The crowd cheered when Julian White, director of bands, finished playing “Do What You Wanna” and said, “We’re here to entertain everyone, the young and the old.”
The Tampa O-train rally, part of Obama’s fundraising campaign for presidency, attracted Tampa residents of all ages and various races. He assured them he would provide a variety of music to satisfy their expectations.
Without sheets of music, the band played whatever White requested.
One of his special treats was “Flight of the Bumble Bee.”Sen. Obama appreciated the student performers.
“This is the best introduction I have ever had,” Obama said.
“You guys make us all proud. You’ve made us proud all year long.”
He thanked them for sacrificing their time on a weekend near the end of the school year. “It is good when young people are doing positive things (like this).”
Gazing out over the nearly 600 attendees, Obama looked back on his career and wondered how he got to where he is now.
“As a young man, I had been inspired by the civil rights movement. I said to myself, that is what I want to be a part of, the next phase of justice, freedom and equality,” Obama said.

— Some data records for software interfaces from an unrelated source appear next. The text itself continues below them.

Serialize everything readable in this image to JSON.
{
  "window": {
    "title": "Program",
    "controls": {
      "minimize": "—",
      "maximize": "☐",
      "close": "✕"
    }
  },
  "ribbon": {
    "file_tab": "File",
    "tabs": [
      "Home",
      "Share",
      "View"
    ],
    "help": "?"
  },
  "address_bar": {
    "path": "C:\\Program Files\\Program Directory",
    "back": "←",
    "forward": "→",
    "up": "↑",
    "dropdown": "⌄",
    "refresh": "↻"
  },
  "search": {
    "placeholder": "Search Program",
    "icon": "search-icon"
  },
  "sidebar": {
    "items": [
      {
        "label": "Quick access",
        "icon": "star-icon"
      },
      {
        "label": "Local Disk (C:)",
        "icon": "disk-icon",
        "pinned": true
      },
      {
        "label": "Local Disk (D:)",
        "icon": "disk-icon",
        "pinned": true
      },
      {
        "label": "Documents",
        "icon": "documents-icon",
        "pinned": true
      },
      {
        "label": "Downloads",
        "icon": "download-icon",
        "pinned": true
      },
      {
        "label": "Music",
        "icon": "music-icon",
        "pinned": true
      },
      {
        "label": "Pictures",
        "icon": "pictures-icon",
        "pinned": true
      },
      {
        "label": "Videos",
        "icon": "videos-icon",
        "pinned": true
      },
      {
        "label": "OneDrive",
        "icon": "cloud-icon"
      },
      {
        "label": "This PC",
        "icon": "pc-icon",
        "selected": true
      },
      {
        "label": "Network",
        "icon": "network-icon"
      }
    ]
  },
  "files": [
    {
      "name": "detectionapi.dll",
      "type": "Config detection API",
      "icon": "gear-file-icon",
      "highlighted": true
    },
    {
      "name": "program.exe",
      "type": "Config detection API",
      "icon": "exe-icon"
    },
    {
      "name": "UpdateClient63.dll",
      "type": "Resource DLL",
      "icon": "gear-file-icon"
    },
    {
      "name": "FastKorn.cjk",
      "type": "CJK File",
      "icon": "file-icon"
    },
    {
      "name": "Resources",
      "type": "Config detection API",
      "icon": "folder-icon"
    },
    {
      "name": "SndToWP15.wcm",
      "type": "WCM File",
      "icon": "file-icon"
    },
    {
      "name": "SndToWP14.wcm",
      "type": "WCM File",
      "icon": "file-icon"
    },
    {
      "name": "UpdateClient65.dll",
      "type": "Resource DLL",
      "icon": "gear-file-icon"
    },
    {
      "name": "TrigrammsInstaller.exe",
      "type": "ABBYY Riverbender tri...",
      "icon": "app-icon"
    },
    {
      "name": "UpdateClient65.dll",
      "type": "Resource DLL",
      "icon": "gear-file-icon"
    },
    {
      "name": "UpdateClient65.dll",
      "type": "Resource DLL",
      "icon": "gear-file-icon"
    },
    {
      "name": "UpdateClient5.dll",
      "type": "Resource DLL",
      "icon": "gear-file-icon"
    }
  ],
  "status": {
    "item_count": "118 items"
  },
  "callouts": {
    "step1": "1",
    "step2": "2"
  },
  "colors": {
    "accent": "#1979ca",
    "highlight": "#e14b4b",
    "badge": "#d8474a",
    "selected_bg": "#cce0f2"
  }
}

He said he worked for a church earning a $12,000 salary, while diminishing unemployment and establishing after-school programs. Obama’s work experience found on his Web site, www.barackobama.com, shows that he has dedicated his life to public service as a community organizer, civil rights attorney and senate leader in Illinois.
The senator focused on his passion for the average individual.
“Ordinary people can do extraordinary things when they are given the opportunity,” Obama said. He encouraged the volunteers to continue doing the work they do and audience members to stay involved. Obama said that “at each and every junction in America, ordinary people have said that we don’t care how America is, we care about how it’s going to be.” Audience members were pleased with his speech.
Blanche Ganey, a retired St. Petersburg resident and parent of a current FAMU student, said, “I like his politics, unlike those we have now, he is sponsoring some inclusion (of average people).”
White, proud that the band was chosen to play at the rally, said this was a non-partisan performance. However, he said “I am confident in saying that the band supports Obama.”
Band member Shannon Brown, 19, an elementary education sophomore from Orlando, said, “I was glad that we got to hear what he had to say. I didn’t know whether I supported him before speaking, but after hearing him, (now) I do.”